Bacterial population distribution in the Mediterranean Sea has been mainly studied by considering small geographical areas or specific phylogenetic groups. The present study is a molecular microbiology investigation aimed to identify the environmental factors driving total bacterioplankton community composition of seawater samples collected along a transect covering the whole Mediterranean Sea. We performed automated ribosomal intergenic sequence analysis (ARISA) and microscope evaluation of prokaryotic abundance of seawater sampled across both vertical profiles and longitudinal transects in the whole basin. Prokaryotic abundance decreased with depth at all the stations and presented similar values in epi-, meso-and bathypelagic layers across the whole Mediterranean Sea. However, peculiar bacterial assemblages were selected along a longitudinal transect in the epipelagic layers of the eastern and western sub-basins.

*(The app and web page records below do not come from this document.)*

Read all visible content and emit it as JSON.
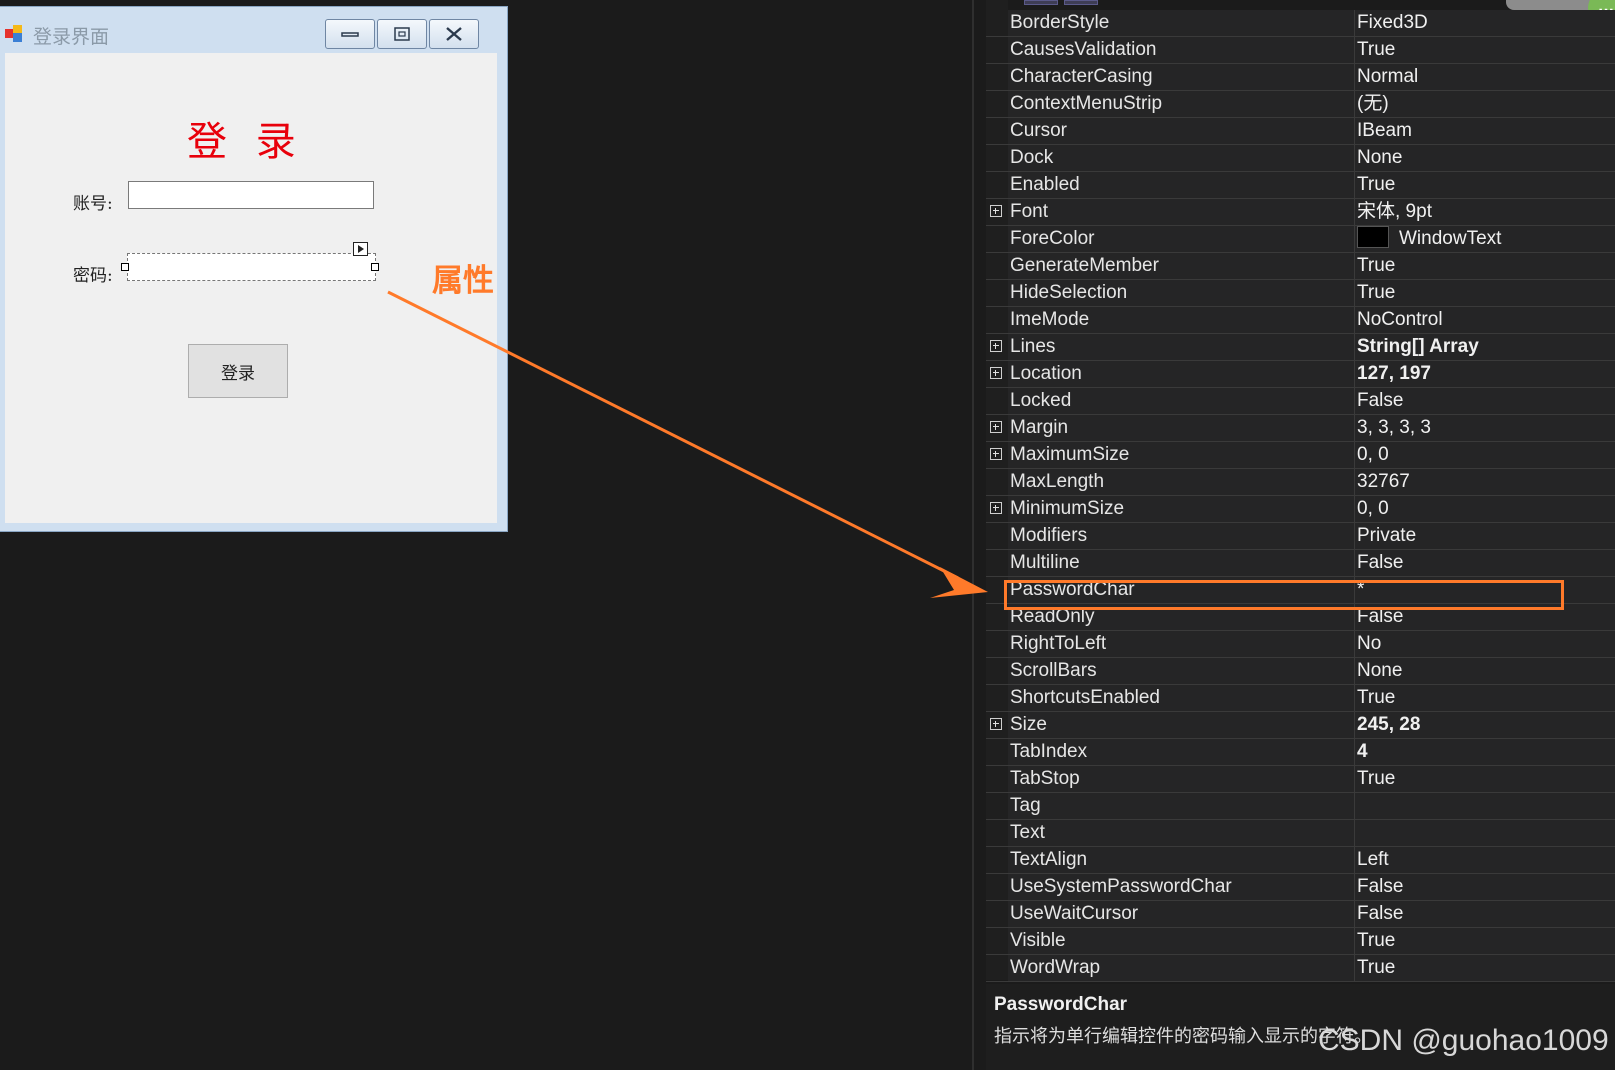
{
  "login_window": {
    "title": "登录界面",
    "heading": "登 录",
    "account_label": "账号:",
    "account_value": "",
    "password_label": "密码:",
    "password_value": "",
    "login_button": "登录"
  },
  "annotation": {
    "callout_text": "属性",
    "color": "#ff7a2a"
  },
  "properties": [
    {
      "name": "BorderStyle",
      "value": "Fixed3D",
      "expandable": false,
      "bold": false
    },
    {
      "name": "CausesValidation",
      "value": "True",
      "expandable": false,
      "bold": false
    },
    {
      "name": "CharacterCasing",
      "value": "Normal",
      "expandable": false,
      "bold": false
    },
    {
      "name": "ContextMenuStrip",
      "value": "(无)",
      "expandable": false,
      "bold": false
    },
    {
      "name": "Cursor",
      "value": "IBeam",
      "expandable": false,
      "bold": false
    },
    {
      "name": "Dock",
      "value": "None",
      "expandable": false,
      "bold": false
    },
    {
      "name": "Enabled",
      "value": "True",
      "expandable": false,
      "bold": false
    },
    {
      "name": "Font",
      "value": "宋体, 9pt",
      "expandable": true,
      "bold": false
    },
    {
      "name": "ForeColor",
      "value": "WindowText",
      "expandable": false,
      "bold": false,
      "swatch": "#000000"
    },
    {
      "name": "GenerateMember",
      "value": "True",
      "expandable": false,
      "bold": false
    },
    {
      "name": "HideSelection",
      "value": "True",
      "expandable": false,
      "bold": false
    },
    {
      "name": "ImeMode",
      "value": "NoControl",
      "expandable": false,
      "bold": false
    },
    {
      "name": "Lines",
      "value": "String[] Array",
      "expandable": true,
      "bold": true
    },
    {
      "name": "Location",
      "value": "127, 197",
      "expandable": true,
      "bold": true
    },
    {
      "name": "Locked",
      "value": "False",
      "expandable": false,
      "bold": false
    },
    {
      "name": "Margin",
      "value": "3, 3, 3, 3",
      "expandable": true,
      "bold": false
    },
    {
      "name": "MaximumSize",
      "value": "0, 0",
      "expandable": true,
      "bold": false
    },
    {
      "name": "MaxLength",
      "value": "32767",
      "expandable": false,
      "bold": false
    },
    {
      "name": "MinimumSize",
      "value": "0, 0",
      "expandable": true,
      "bold": false
    },
    {
      "name": "Modifiers",
      "value": "Private",
      "expandable": false,
      "bold": false
    },
    {
      "name": "Multiline",
      "value": "False",
      "expandable": false,
      "bold": false
    },
    {
      "name": "PasswordChar",
      "value": "*",
      "expandable": false,
      "bold": false,
      "highlighted": true
    },
    {
      "name": "ReadOnly",
      "value": "False",
      "expandable": false,
      "bold": false
    },
    {
      "name": "RightToLeft",
      "value": "No",
      "expandable": false,
      "bold": false
    },
    {
      "name": "ScrollBars",
      "value": "None",
      "expandable": false,
      "bold": false
    },
    {
      "name": "ShortcutsEnabled",
      "value": "True",
      "expandable": false,
      "bold": false
    },
    {
      "name": "Size",
      "value": "245, 28",
      "expandable": true,
      "bold": true
    },
    {
      "name": "TabIndex",
      "value": "4",
      "expandable": false,
      "bold": true
    },
    {
      "name": "TabStop",
      "value": "True",
      "expandable": false,
      "bold": false
    },
    {
      "name": "Tag",
      "value": "",
      "expandable": false,
      "bold": false
    },
    {
      "name": "Text",
      "value": "",
      "expandable": false,
      "bold": false
    },
    {
      "name": "TextAlign",
      "value": "Left",
      "expandable": false,
      "bold": false
    },
    {
      "name": "UseSystemPasswordChar",
      "value": "False",
      "expandable": false,
      "bold": false
    },
    {
      "name": "UseWaitCursor",
      "value": "False",
      "expandable": false,
      "bold": false
    },
    {
      "name": "Visible",
      "value": "True",
      "expandable": false,
      "bold": false
    },
    {
      "name": "WordWrap",
      "value": "True",
      "expandable": false,
      "bold": false
    }
  ],
  "description": {
    "title": "PasswordChar",
    "text": "指示将为单行编辑控件的密码输入显示的字符。"
  },
  "badge": "···",
  "watermark": "CSDN @guohao1009"
}
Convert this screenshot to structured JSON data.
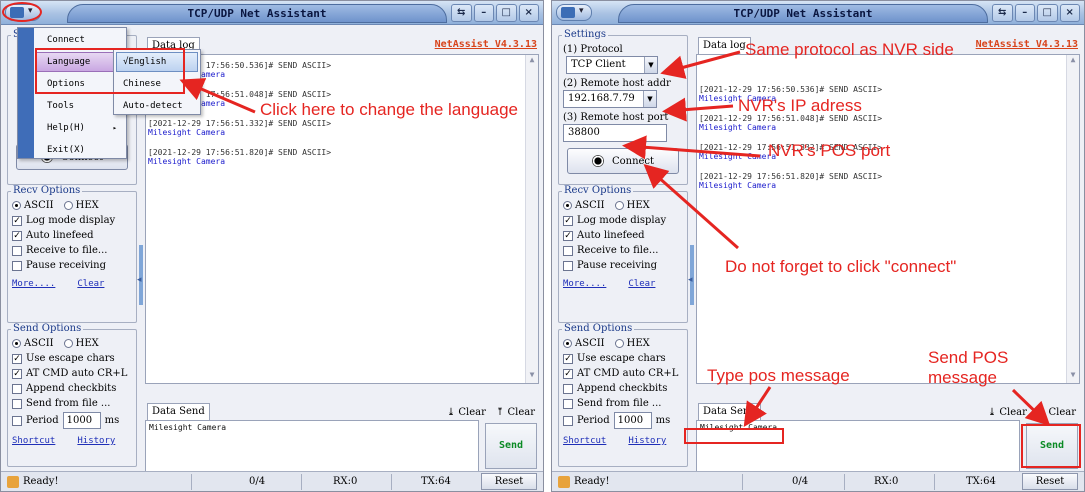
{
  "window_title": "TCP/UDP Net Assistant",
  "window_controls": [
    "⇆",
    "–",
    "□",
    "×"
  ],
  "brand": "NetAssist V4.3.13",
  "colors": {
    "annotation": "#e52521",
    "brand": "#d8431a",
    "send_label": "#0a8a24",
    "log_msg": "#1a1acc"
  },
  "tabs": {
    "data_log": "Data log",
    "data_send": "Data Send"
  },
  "settings": {
    "legend": "Settings",
    "protocol_label": "(1) Protocol",
    "protocol_value": "TCP Client",
    "host_label": "(2) Remote host addr",
    "host_value": "192.168.7.79",
    "port_label": "(3) Remote host port",
    "port_value": "38800",
    "connect": "Connect"
  },
  "recv_options": {
    "legend": "Recv Options",
    "ascii": "ASCII",
    "hex": "HEX",
    "log_mode": "Log mode display",
    "auto_linefeed": "Auto linefeed",
    "receive_to_file": "Receive to file...",
    "pause": "Pause receiving",
    "more": "More....",
    "clear": "Clear"
  },
  "send_options": {
    "legend": "Send Options",
    "ascii": "ASCII",
    "hex": "HEX",
    "escape": "Use escape chars",
    "at_cmd": "AT CMD auto CR+L",
    "append": "Append checkbits",
    "from_file": "Send from file ...",
    "period": "Period",
    "period_value": "1000",
    "period_unit": "ms",
    "shortcut": "Shortcut",
    "history": "History"
  },
  "log_entries": [
    {
      "header": "[2021-12-29 17:56:50.536]# SEND ASCII>",
      "msg": "Milesight Camera"
    },
    {
      "header": "[2021-12-29 17:56:51.048]# SEND ASCII>",
      "msg": "Milesight Camera"
    },
    {
      "header": "[2021-12-29 17:56:51.332]# SEND ASCII>",
      "msg": "Milesight Camera"
    },
    {
      "header": "[2021-12-29 17:56:51.820]# SEND ASCII>",
      "msg": "Milesight Camera"
    }
  ],
  "clear_recv": "Clear",
  "clear_send": "Clear",
  "send_text": "Milesight Camera",
  "send_button": "Send",
  "status": {
    "ready": "Ready!",
    "left_counter": "0/4",
    "right_counter": "0/4",
    "rx": "RX:0",
    "tx": "TX:64",
    "reset": "Reset"
  },
  "menu": {
    "items": [
      "Connect",
      "Language",
      "Options",
      "Tools",
      "Help(H)",
      "Exit(X)"
    ],
    "submenu": [
      "√English",
      "Chinese",
      "Auto-detect"
    ]
  },
  "annotations": {
    "language": "Click here to change the language",
    "protocol": "Same protocol as NVR side",
    "ip": "NVR's IP adress",
    "port": "NVR's POS port",
    "connect": "Do not forget to click \"connect\"",
    "type_msg": "Type pos message",
    "send_msg_line1": "Send POS",
    "send_msg_line2": "message"
  }
}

Vertical differences of the bacterial communities were observed only when considering the epi-and bathypelagic waters, while the study of the structure of bacterial communities at a finer scale across the water column displayed higher variability at the intermediate layers. Nonetheless, different physico-chemical factors were significantly related to the distribution of bacterial populations, both according to geographic position and down the water column in the whole Mediterranean Sea. These results demonstrated that bacterial assemblages are putatively correlated to different water masses of the complex hydrographical systems of the eastern and western Mediterranean sub-basins.
ASJC Scopus subject areas